Follow Froma Harrop on Twitter @FromaHarrop. She can be reached at fharrop@gmail.com.To find out more about Froma Harrop and read features by other Creators writers and cartoonists, visit the Creators webpage at www.creators.com.

 

Actor as Donald Trump in Russia Today video ad

Screenshot from RT's 'Trump is here to make RT Great Again'

Russia Today, the network known in this country as RT, has produced a new "deep fake" video that portrays Donald Trump in post-presidential mode as an anchor for the Kremlin outlet. Using snippets of Trump's own voice and an actor in an outlandish blond wig, the ad suggests broadly that the US president is indeed a wholly owned puppet of Vladimir Putin– as he has so often given us reason to suspect.

"They're very nice. I make a lot of money with them," says the actor in Trump's own voice. "They pay me millions and hundreds of millions."

But when American journalists described the video as "disturbing," RT retorted that their aim wasn't to mock Trump, but his critics and every American who objects to the Russian manipulations that helped bring him to power.

As an ad for RT the video is amusing, but the network's description of it is just another lie.
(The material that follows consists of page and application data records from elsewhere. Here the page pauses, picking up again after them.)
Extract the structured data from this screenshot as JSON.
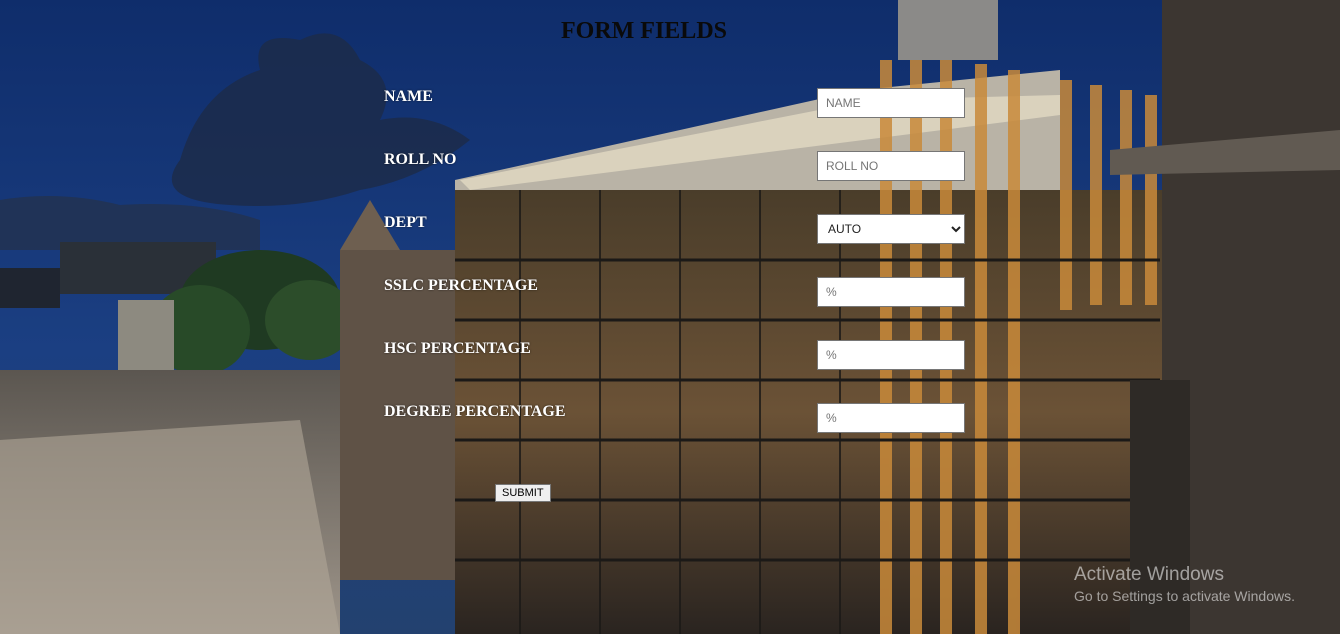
{
  "form": {
    "title": "FORM FIELDS",
    "fields": [
      {
        "label": "NAME",
        "placeholder": "NAME"
      },
      {
        "label": "ROLL NO",
        "placeholder": "ROLL NO"
      },
      {
        "label": "DEPT",
        "selected": "AUTO"
      },
      {
        "label": "SSLC PERCENTAGE",
        "placeholder": "%"
      },
      {
        "label": "HSC PERCENTAGE",
        "placeholder": "%"
      },
      {
        "label": "DEGREE PERCENTAGE",
        "placeholder": "%"
      }
    ],
    "submit_label": "SUBMIT"
  },
  "watermark": {
    "title": "Activate Windows",
    "subtitle": "Go to Settings to activate Windows."
  }
}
Putin's propagandists are again trolling Trump and America, as they've done many times over the past few years –- and this should be taken as a warning of what they're doing as Election Day approaches.

The Lincoln Project aptly observed that the Russians "said the quiet part out loud" this time, (Which is a bad habit they share with Trump.)